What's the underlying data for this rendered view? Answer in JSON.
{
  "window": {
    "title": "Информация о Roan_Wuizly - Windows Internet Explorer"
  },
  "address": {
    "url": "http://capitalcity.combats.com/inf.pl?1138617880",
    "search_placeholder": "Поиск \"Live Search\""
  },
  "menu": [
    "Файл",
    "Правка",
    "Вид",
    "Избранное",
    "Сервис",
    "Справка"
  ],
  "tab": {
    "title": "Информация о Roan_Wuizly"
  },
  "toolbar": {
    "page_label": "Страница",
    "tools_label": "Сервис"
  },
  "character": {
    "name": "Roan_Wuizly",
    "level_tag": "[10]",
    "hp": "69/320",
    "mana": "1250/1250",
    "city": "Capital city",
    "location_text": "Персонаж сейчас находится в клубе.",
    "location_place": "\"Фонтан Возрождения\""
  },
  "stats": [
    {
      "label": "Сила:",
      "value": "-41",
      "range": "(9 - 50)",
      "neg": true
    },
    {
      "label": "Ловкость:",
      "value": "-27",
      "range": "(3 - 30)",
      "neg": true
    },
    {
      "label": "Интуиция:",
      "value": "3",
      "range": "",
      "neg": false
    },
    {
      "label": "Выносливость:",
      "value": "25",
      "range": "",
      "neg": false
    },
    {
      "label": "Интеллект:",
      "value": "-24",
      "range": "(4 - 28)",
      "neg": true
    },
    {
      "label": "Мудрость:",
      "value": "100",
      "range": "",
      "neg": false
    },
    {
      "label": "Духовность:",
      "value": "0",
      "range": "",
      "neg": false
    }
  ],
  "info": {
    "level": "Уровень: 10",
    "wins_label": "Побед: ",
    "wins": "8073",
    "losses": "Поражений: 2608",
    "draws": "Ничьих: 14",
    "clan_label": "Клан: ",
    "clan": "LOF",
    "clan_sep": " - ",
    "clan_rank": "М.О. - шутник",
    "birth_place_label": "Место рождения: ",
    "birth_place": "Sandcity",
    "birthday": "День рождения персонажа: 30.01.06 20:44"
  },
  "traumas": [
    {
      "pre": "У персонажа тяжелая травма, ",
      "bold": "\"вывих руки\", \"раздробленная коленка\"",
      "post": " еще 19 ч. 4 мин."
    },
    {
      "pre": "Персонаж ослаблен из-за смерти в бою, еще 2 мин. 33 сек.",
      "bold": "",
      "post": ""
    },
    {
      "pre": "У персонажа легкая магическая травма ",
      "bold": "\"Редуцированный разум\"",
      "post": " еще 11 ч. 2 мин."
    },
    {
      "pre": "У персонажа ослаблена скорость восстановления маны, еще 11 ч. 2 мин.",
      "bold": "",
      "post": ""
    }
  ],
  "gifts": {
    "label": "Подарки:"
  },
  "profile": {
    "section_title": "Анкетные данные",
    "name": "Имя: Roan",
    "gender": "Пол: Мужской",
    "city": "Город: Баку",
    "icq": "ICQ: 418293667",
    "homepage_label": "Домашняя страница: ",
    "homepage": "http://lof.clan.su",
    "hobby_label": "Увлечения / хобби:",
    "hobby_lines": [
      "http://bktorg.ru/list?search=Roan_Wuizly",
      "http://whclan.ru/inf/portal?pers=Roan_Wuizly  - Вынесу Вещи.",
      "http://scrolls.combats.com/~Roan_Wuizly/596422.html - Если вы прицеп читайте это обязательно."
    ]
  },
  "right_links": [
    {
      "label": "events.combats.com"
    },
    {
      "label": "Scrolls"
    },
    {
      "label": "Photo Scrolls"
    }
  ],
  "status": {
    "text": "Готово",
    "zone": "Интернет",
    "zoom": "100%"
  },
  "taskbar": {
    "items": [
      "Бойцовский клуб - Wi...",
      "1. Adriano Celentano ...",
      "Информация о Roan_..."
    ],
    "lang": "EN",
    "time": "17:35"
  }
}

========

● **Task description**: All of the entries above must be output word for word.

● **Response below**:
What's the underlying data for this rendered view? Answer in JSON.
{
  "window": {
    "title": "Информация о Roan_Wuizly - Windows Internet Explorer"
  },
  "address": {
    "url": "http://capitalcity.combats.com/inf.pl?1138617880",
    "search_placeholder": "Поиск \"Live Search\""
  },
  "menu": [
    "Файл",
    "Правка",
    "Вид",
    "Избранное",
    "Сервис",
    "Справка"
  ],
  "tab": {
    "title": "Информация о Roan_Wuizly"
  },
  "toolbar": {
    "page_label": "Страница",
    "tools_label": "Сервис"
  },
  "character": {
    "name": "Roan_Wuizly",
    "level_tag": "[10]",
    "hp": "69/320",
    "mana": "1250/1250",
    "city": "Capital city",
    "location_text": "Персонаж сейчас находится в клубе.",
    "location_place": "\"Фонтан Возрождения\""
  },
  "stats": [
    {
      "label": "Сила:",
      "value": "-41",
      "range": "(9 - 50)",
      "neg": true
    },
    {
      "label": "Ловкость:",
      "value": "-27",
      "range": "(3 - 30)",
      "neg": true
    },
    {
      "label": "Интуиция:",
      "value": "3",
      "range": "",
      "neg": false
    },
    {
      "label": "Выносливость:",
      "value": "25",
      "range": "",
      "neg": false
    },
    {
      "label": "Интеллект:",
      "value": "-24",
      "range": "(4 - 28)",
      "neg": true
    },
    {
      "label": "Мудрость:",
      "value": "100",
      "range": "",
      "neg": false
    },
    {
      "label": "Духовность:",
      "value": "0",
      "range": "",
      "neg": false
    }
  ],
  "info": {
    "level": "Уровень: 10",
    "wins_label": "Побед: ",
    "wins": "8073",
    "losses": "Поражений: 2608",
    "draws": "Ничьих: 14",
    "clan_label": "Клан: ",
    "clan": "LOF",
    "clan_sep": " - ",
    "clan_rank": "М.О. - шутник",
    "birth_place_label": "Место рождения: ",
    "birth_place": "Sandcity",
    "birthday": "День рождения персонажа: 30.01.06 20:44"
  },
  "traumas": [
    {
      "pre": "У персонажа тяжелая травма, ",
      "bold": "\"вывих руки\", \"раздробленная коленка\"",
      "post": " еще 19 ч. 4 мин."
    },
    {
      "pre": "Персонаж ослаблен из-за смерти в бою, еще 2 мин. 33 сек.",
      "bold": "",
      "post": ""
    },
    {
      "pre": "У персонажа легкая магическая травма ",
      "bold": "\"Редуцированный разум\"",
      "post": " еще 11 ч. 2 мин."
    },
    {
      "pre": "У персонажа ослаблена скорость восстановления маны, еще 11 ч. 2 мин.",
      "bold": "",
      "post": ""
    }
  ],
  "gifts": {
    "label": "Подарки:"
  },
  "profile": {
    "section_title": "Анкетные данные",
    "name": "Имя: Roan",
    "gender": "Пол: Мужской",
    "city": "Город: Баку",
    "icq": "ICQ: 418293667",
    "homepage_label": "Домашняя страница: ",
    "homepage": "http://lof.clan.su",
    "hobby_label": "Увлечения / хобби:",
    "hobby_lines": [
      "http://bktorg.ru/list?search=Roan_Wuizly",
      "http://whclan.ru/inf/portal?pers=Roan_Wuizly  - Вынесу Вещи.",
      "http://scrolls.combats.com/~Roan_Wuizly/596422.html - Если вы прицеп читайте это обязательно."
    ]
  },
  "right_links": [
    {
      "label": "events.combats.com"
    },
    {
      "label": "Scrolls"
    },
    {
      "label": "Photo Scrolls"
    }
  ],
  "status": {
    "text": "Готово",
    "zone": "Интернет",
    "zoom": "100%"
  },
  "taskbar": {
    "items": [
      "Бойцовский клуб - Wi...",
      "1. Adriano Celentano ...",
      "Информация о Roan_..."
    ],
    "lang": "EN",
    "time": "17:35"
  }
}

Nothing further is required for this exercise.